> [EXERCISE BRIEF]:
Would you write out every record that follows exactly, with the pictures left out?

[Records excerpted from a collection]
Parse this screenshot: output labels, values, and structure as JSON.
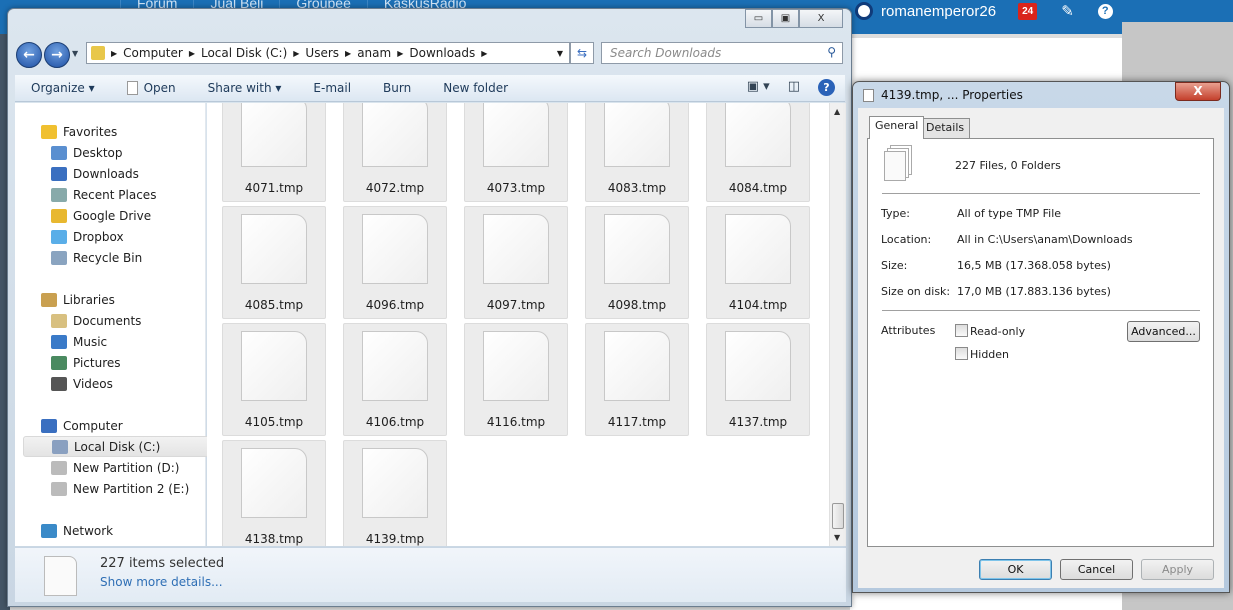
{
  "browser": {
    "nav": [
      "Forum",
      "Jual Beli",
      "Groupee",
      "KaskusRadio"
    ],
    "username": "romanemperor26",
    "notification_count": "24"
  },
  "explorer": {
    "caption_buttons": {
      "minimize": "▭",
      "maximize": "▣",
      "close": "X"
    },
    "breadcrumb": [
      "Computer",
      "Local Disk (C:)",
      "Users",
      "anam",
      "Downloads"
    ],
    "search_placeholder": "Search Downloads",
    "toolbar": [
      "Organize ▾",
      "Open",
      "Share with ▾",
      "E-mail",
      "Burn",
      "New folder"
    ],
    "nav": {
      "favorites_header": "Favorites",
      "favorites": [
        "Desktop",
        "Downloads",
        "Recent Places",
        "Google Drive",
        "Dropbox",
        "Recycle Bin"
      ],
      "libraries_header": "Libraries",
      "libraries": [
        "Documents",
        "Music",
        "Pictures",
        "Videos"
      ],
      "computer_header": "Computer",
      "drives": [
        "Local Disk (C:)",
        "New Partition (D:)",
        "New Partition 2 (E:)"
      ],
      "selected": "Local Disk (C:)",
      "network": "Network"
    },
    "files": [
      "4071.tmp",
      "4072.tmp",
      "4073.tmp",
      "4083.tmp",
      "4084.tmp",
      "4085.tmp",
      "4096.tmp",
      "4097.tmp",
      "4098.tmp",
      "4104.tmp",
      "4105.tmp",
      "4106.tmp",
      "4116.tmp",
      "4117.tmp",
      "4137.tmp",
      "4138.tmp",
      "4139.tmp"
    ],
    "details": {
      "count": "227 items selected",
      "more": "Show more details..."
    }
  },
  "properties": {
    "title": "4139.tmp, ... Properties",
    "close": "X",
    "tabs": [
      "General",
      "Details"
    ],
    "active_tab": "General",
    "summary": "227 Files, 0 Folders",
    "rows": [
      {
        "label": "Type:",
        "value": "All of type TMP File"
      },
      {
        "label": "Location:",
        "value": "All in C:\\Users\\anam\\Downloads"
      },
      {
        "label": "Size:",
        "value": "16,5 MB (17.368.058 bytes)"
      },
      {
        "label": "Size on disk:",
        "value": "17,0 MB (17.883.136 bytes)"
      }
    ],
    "attributes_label": "Attributes",
    "readonly": {
      "label": "Read-only",
      "checked": false
    },
    "hidden": {
      "label": "Hidden",
      "checked": false
    },
    "advanced": "Advanced...",
    "ok": "OK",
    "cancel": "Cancel",
    "apply": "Apply"
  }
}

> [ANSWER BOX]:
Parse this screenshot: output labels, values, and structure as JSON.
{
  "browser": {
    "nav": [
      "Forum",
      "Jual Beli",
      "Groupee",
      "KaskusRadio"
    ],
    "username": "romanemperor26",
    "notification_count": "24"
  },
  "explorer": {
    "caption_buttons": {
      "minimize": "▭",
      "maximize": "▣",
      "close": "X"
    },
    "breadcrumb": [
      "Computer",
      "Local Disk (C:)",
      "Users",
      "anam",
      "Downloads"
    ],
    "search_placeholder": "Search Downloads",
    "toolbar": [
      "Organize ▾",
      "Open",
      "Share with ▾",
      "E-mail",
      "Burn",
      "New folder"
    ],
    "nav": {
      "favorites_header": "Favorites",
      "favorites": [
        "Desktop",
        "Downloads",
        "Recent Places",
        "Google Drive",
        "Dropbox",
        "Recycle Bin"
      ],
      "libraries_header": "Libraries",
      "libraries": [
        "Documents",
        "Music",
        "Pictures",
        "Videos"
      ],
      "computer_header": "Computer",
      "drives": [
        "Local Disk (C:)",
        "New Partition (D:)",
        "New Partition 2 (E:)"
      ],
      "selected": "Local Disk (C:)",
      "network": "Network"
    },
    "files": [
      "4071.tmp",
      "4072.tmp",
      "4073.tmp",
      "4083.tmp",
      "4084.tmp",
      "4085.tmp",
      "4096.tmp",
      "4097.tmp",
      "4098.tmp",
      "4104.tmp",
      "4105.tmp",
      "4106.tmp",
      "4116.tmp",
      "4117.tmp",
      "4137.tmp",
      "4138.tmp",
      "4139.tmp"
    ],
    "details": {
      "count": "227 items selected",
      "more": "Show more details..."
    }
  },
  "properties": {
    "title": "4139.tmp, ... Properties",
    "close": "X",
    "tabs": [
      "General",
      "Details"
    ],
    "active_tab": "General",
    "summary": "227 Files, 0 Folders",
    "rows": [
      {
        "label": "Type:",
        "value": "All of type TMP File"
      },
      {
        "label": "Location:",
        "value": "All in C:\\Users\\anam\\Downloads"
      },
      {
        "label": "Size:",
        "value": "16,5 MB (17.368.058 bytes)"
      },
      {
        "label": "Size on disk:",
        "value": "17,0 MB (17.883.136 bytes)"
      }
    ],
    "attributes_label": "Attributes",
    "readonly": {
      "label": "Read-only",
      "checked": false
    },
    "hidden": {
      "label": "Hidden",
      "checked": false
    },
    "advanced": "Advanced...",
    "ok": "OK",
    "cancel": "Cancel",
    "apply": "Apply"
  }
}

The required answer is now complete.